Website and app data records:
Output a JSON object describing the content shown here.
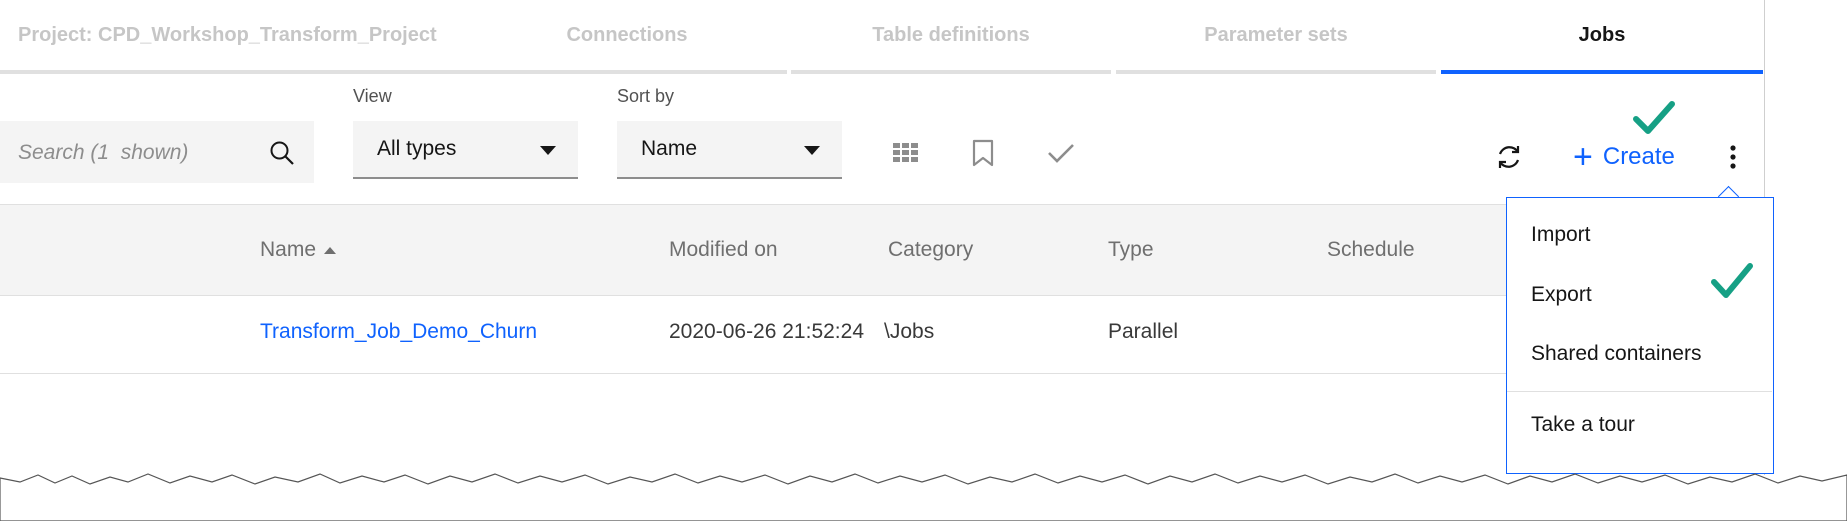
{
  "tabs": [
    {
      "label": "Project: CPD_Workshop_Transform_Project"
    },
    {
      "label": "Connections"
    },
    {
      "label": "Table definitions"
    },
    {
      "label": "Parameter sets"
    },
    {
      "label": "Jobs",
      "active": true
    }
  ],
  "toolbar": {
    "search_placeholder": "Search (1  shown)",
    "view_label": "View",
    "view_value": "All types",
    "sort_label": "Sort by",
    "sort_value": "Name",
    "create_label": "Create"
  },
  "table": {
    "columns": [
      "Name",
      "Modified on",
      "Category",
      "Type",
      "Schedule"
    ],
    "rows": [
      {
        "name": "Transform_Job_Demo_Churn",
        "modified": "2020-06-26 21:52:24",
        "category": "\\Jobs",
        "type": "Parallel",
        "schedule": ""
      }
    ]
  },
  "menu": {
    "items": [
      "Import",
      "Export",
      "Shared containers",
      "Take a tour"
    ]
  },
  "colors": {
    "accent": "#0f62fe",
    "checkmark": "#16a085"
  },
  "icons": [
    "search-icon",
    "chevron-down-icon",
    "grid-icon",
    "bookmark-icon",
    "checkmark-icon",
    "refresh-icon",
    "plus-icon",
    "overflow-menu-icon",
    "sort-ascending-icon"
  ]
}
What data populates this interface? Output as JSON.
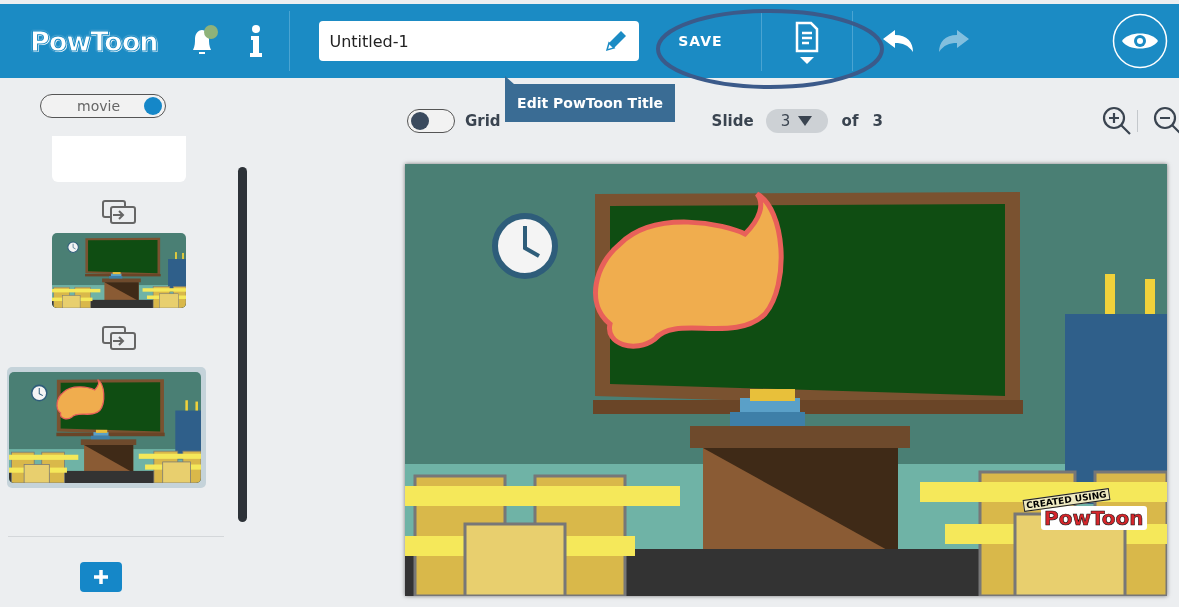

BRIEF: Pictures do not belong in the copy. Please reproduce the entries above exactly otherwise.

RESULT BELOW:
Output a JSON object describing the content shown here.
{
  "tabs": [
    {
      "label": "Project: CPD_Workshop_Transform_Project"
    },
    {
      "label": "Connections"
    },
    {
      "label": "Table definitions"
    },
    {
      "label": "Parameter sets"
    },
    {
      "label": "Jobs",
      "active": true
    }
  ],
  "toolbar": {
    "search_placeholder": "Search (1  shown)",
    "view_label": "View",
    "view_value": "All types",
    "sort_label": "Sort by",
    "sort_value": "Name",
    "create_label": "Create"
  },
  "table": {
    "columns": [
      "Name",
      "Modified on",
      "Category",
      "Type",
      "Schedule"
    ],
    "rows": [
      {
        "name": "Transform_Job_Demo_Churn",
        "modified": "2020-06-26 21:52:24",
        "category": "\\Jobs",
        "type": "Parallel",
        "schedule": ""
      }
    ]
  },
  "menu": {
    "items": [
      "Import",
      "Export",
      "Shared containers",
      "Take a tour"
    ]
  },
  "colors": {
    "accent": "#0f62fe",
    "checkmark": "#16a085"
  },
  "icons": [
    "search-icon",
    "chevron-down-icon",
    "grid-icon",
    "bookmark-icon",
    "checkmark-icon",
    "refresh-icon",
    "plus-icon",
    "overflow-menu-icon",
    "sort-ascending-icon"
  ]
}
What data populates this interface? Output as JSON.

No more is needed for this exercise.